I Used to Be Somebody

Mike Gellman

“The company lied to me. What gives?” One of my clients, “Melanie,” was seeking to get a promotion and applied to half a dozen jobs within the company she worked for to no avail. She didn’t get a single interview even after having been with the company for about a year. She had previously held a prestigious job in another organization and was trying to climb her way back into a position of similar status and significance.

Melanie stepped into her current job with the understanding that it was a way to get her foot in the door. The recruiter inferred that she should be able to move up relatively quickly. As time went by, Melanie approached her boss and shared her frustration with being stuck in a job that was far below her expertise and what she was capable of contributing. Surprisingly, her boss bluntly told her she was aiming her sights too high and recommended that she apply for more mid-level positions instead. She was devastated.

Melanie invested a considerable amount of effort networking within the company. She continually solicited advice from co-workers and leaders in an attempt to get herself into a better situation. By the time she came to me for help as her coach, she explained at great length all the things she used to do in her previous job and the influential people she worked with as well. In fact, each time we met she would remind me (and her peers) about who she “used to be.” This became problematic. Although she smiled and was polite, the negative energy she was putting out was palpable. She came across as jaded and harboring deep resentment regarding her current predicament. As a result, people tended to shy away from her.

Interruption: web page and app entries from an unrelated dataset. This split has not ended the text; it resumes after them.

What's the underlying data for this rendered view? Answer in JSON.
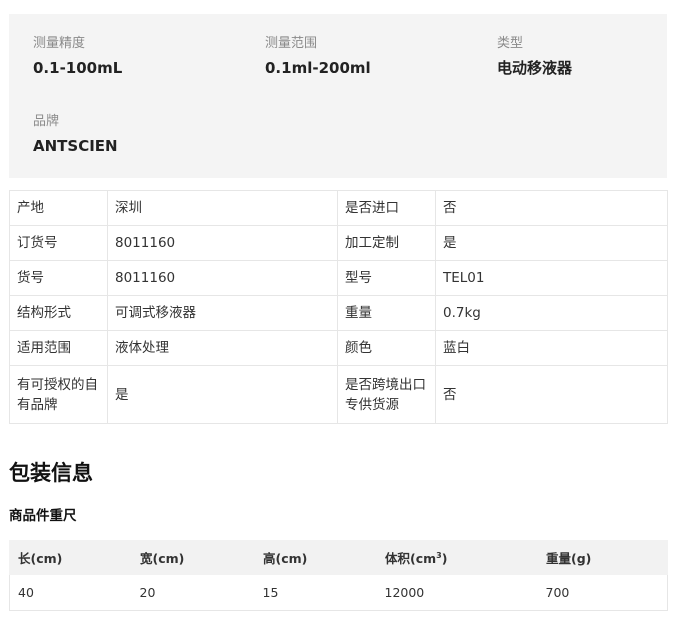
{
  "summary": {
    "items": [
      {
        "label": "测量精度",
        "value": "0.1-100mL"
      },
      {
        "label": "测量范围",
        "value": "0.1ml-200ml"
      },
      {
        "label": "类型",
        "value": "电动移液器"
      },
      {
        "label": "品牌",
        "value": "ANTSCIEN"
      }
    ]
  },
  "specs": {
    "rows": [
      {
        "k1": "产地",
        "v1": "深圳",
        "k2": "是否进口",
        "v2": "否"
      },
      {
        "k1": "订货号",
        "v1": "8011160",
        "k2": "加工定制",
        "v2": "是"
      },
      {
        "k1": "货号",
        "v1": "8011160",
        "k2": "型号",
        "v2": "TEL01"
      },
      {
        "k1": "结构形式",
        "v1": "可调式移液器",
        "k2": "重量",
        "v2": "0.7kg"
      },
      {
        "k1": "适用范围",
        "v1": "液体处理",
        "k2": "颜色",
        "v2": "蓝白"
      },
      {
        "k1": "有可授权的自有品牌",
        "v1": "是",
        "k2": "是否跨境出口专供货源",
        "v2": "否"
      }
    ]
  },
  "packaging": {
    "title": "包装信息",
    "subtitle": "商品件重尺",
    "headers": {
      "length": "长(cm)",
      "width": "宽(cm)",
      "height": "高(cm)",
      "volume_prefix": "体积(cm",
      "volume_sup": "3",
      "volume_suffix": ")",
      "weight": "重量(g)"
    },
    "row": {
      "length": "40",
      "width": "20",
      "height": "15",
      "volume": "12000",
      "weight": "700"
    }
  }
}
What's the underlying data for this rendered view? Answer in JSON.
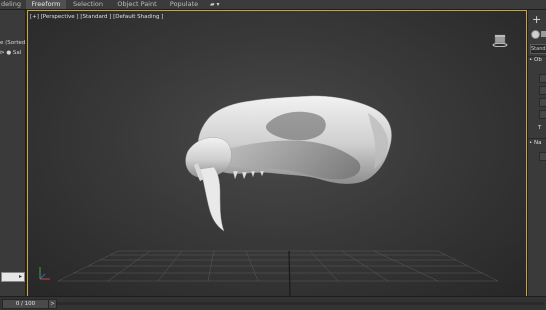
{
  "ribbon": {
    "tabs": [
      {
        "label": "deling",
        "active": false
      },
      {
        "label": "Freeform",
        "active": true
      },
      {
        "label": "Selection",
        "active": false
      },
      {
        "label": "Object Paint",
        "active": false
      },
      {
        "label": "Populate",
        "active": false
      }
    ],
    "overflow_icon": "menu-dropdown-icon",
    "overflow_glyph": "▰ ▾"
  },
  "scene_explorer": {
    "sort_label": "e (Sorted",
    "sort_glyph": "▴",
    "item_label": "Sal",
    "item_prefix": "⊳ ●",
    "field_value": "",
    "field_glyph": "▸"
  },
  "viewport": {
    "label_plus": "[+]",
    "label_view": "[Perspective ]",
    "label_mode": "[Standard ]",
    "label_shading": "[Default Shading ]",
    "object_name": "sabertooth-skull",
    "border_color": "#c9a53d"
  },
  "command_panel": {
    "create_glyph": "+",
    "field_value": "Stand",
    "rollout_object_type": "• Ob",
    "rollout_name_color": "• Na",
    "button_label": "T"
  },
  "status": {
    "frame_counter": "0 / 100",
    "next_glyph": ">"
  }
}
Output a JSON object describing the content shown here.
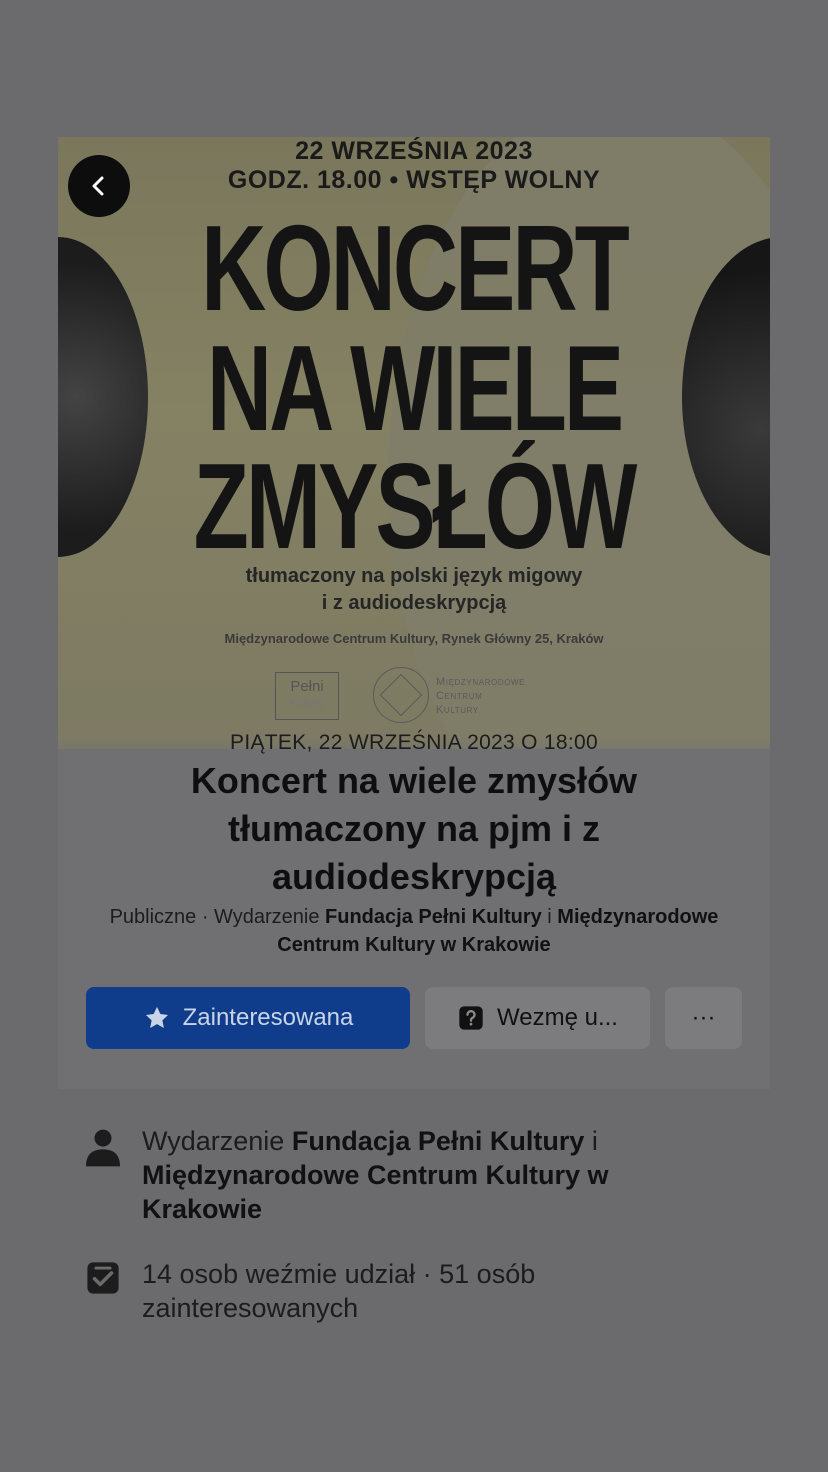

I empathized with Melanie’s situation and knew how hard she was trying to keep a lid on her emotional distress. However, it was clear that she had become afflicted with a classic case of what I call the “I used to be somebody!” syndrome (remember when Rocky Balboa was retired and anguished about his former glory days as a boxing champion?). Melanie was not alone by any means. In my 15 years of coaching individuals, I’ve seen how this illness afflicts and eats away at the self-esteem of those who have been unemployed, underemployed, laid off, fired, retired, or quit their previous jobs.

Ironically, when we become consumed with getting back to what “used to be,” our focus narrows and we often miss new opportunities and options available to us. We often fail to acknowledge choices we’ve made that got us to where we are or are keeping us stuck. We resist accepting how our environment or current reality has changed since “what was.” As a result, our attention and energy becomes misplaced on the past rather than the present and future.

On one hand, there was plenty of evidence that materialized over the course of the year to support the notion that perhaps the company was not a good fit for Melanie. She didn’t want to admit to herself that it might simply be best for her to move on to another organization that could better appreciate what she had to offer. On the other hand, Melanie also failed to acknowledge and own the fact that she took a “step down” for some compelling reasons when she first joined the company. For example, her current job met some important needs for stability, security, and schedule flexibility that her previous one did not.

Melanie’s attitude and outlook started to improve once she accepted her current reality, acknowledged choices she previously made, focused on positives attributes of her current job, became more receptive to personal feedback, reset her expectations, and considered alternative approaches for managing her career that she had previously resisted.

In what ways does your focus on what “used to be” hold you back?